*** Records supplied

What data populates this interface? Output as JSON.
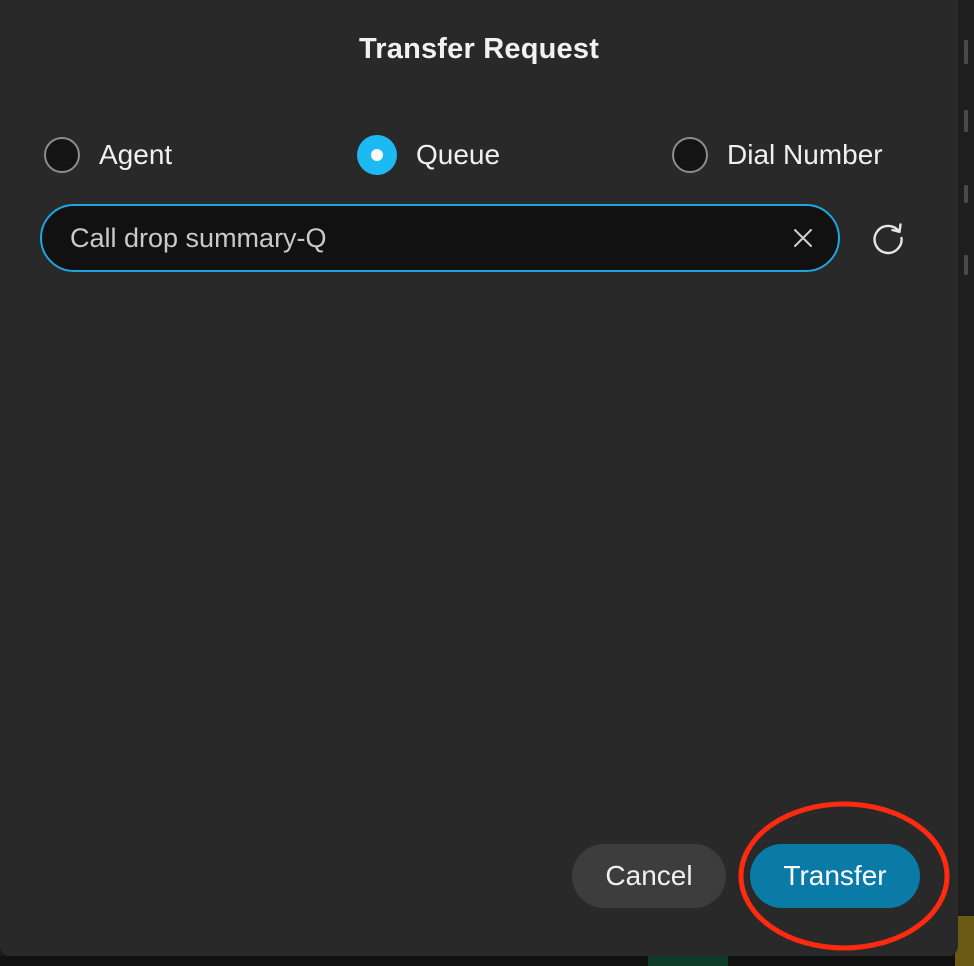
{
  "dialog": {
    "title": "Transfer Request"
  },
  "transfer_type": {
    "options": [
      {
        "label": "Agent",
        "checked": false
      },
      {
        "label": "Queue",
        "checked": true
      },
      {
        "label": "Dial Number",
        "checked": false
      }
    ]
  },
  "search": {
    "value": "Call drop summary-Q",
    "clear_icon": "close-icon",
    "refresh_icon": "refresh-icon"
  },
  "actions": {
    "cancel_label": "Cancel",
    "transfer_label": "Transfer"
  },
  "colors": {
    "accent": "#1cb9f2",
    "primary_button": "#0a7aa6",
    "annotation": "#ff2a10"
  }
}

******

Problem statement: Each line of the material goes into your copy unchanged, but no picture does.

Your response:
What data populates this interface? Output as JSON.
{
  "dialog": {
    "title": "Transfer Request"
  },
  "transfer_type": {
    "options": [
      {
        "label": "Agent",
        "checked": false
      },
      {
        "label": "Queue",
        "checked": true
      },
      {
        "label": "Dial Number",
        "checked": false
      }
    ]
  },
  "search": {
    "value": "Call drop summary-Q",
    "clear_icon": "close-icon",
    "refresh_icon": "refresh-icon"
  },
  "actions": {
    "cancel_label": "Cancel",
    "transfer_label": "Transfer"
  },
  "colors": {
    "accent": "#1cb9f2",
    "primary_button": "#0a7aa6",
    "annotation": "#ff2a10"
  }
}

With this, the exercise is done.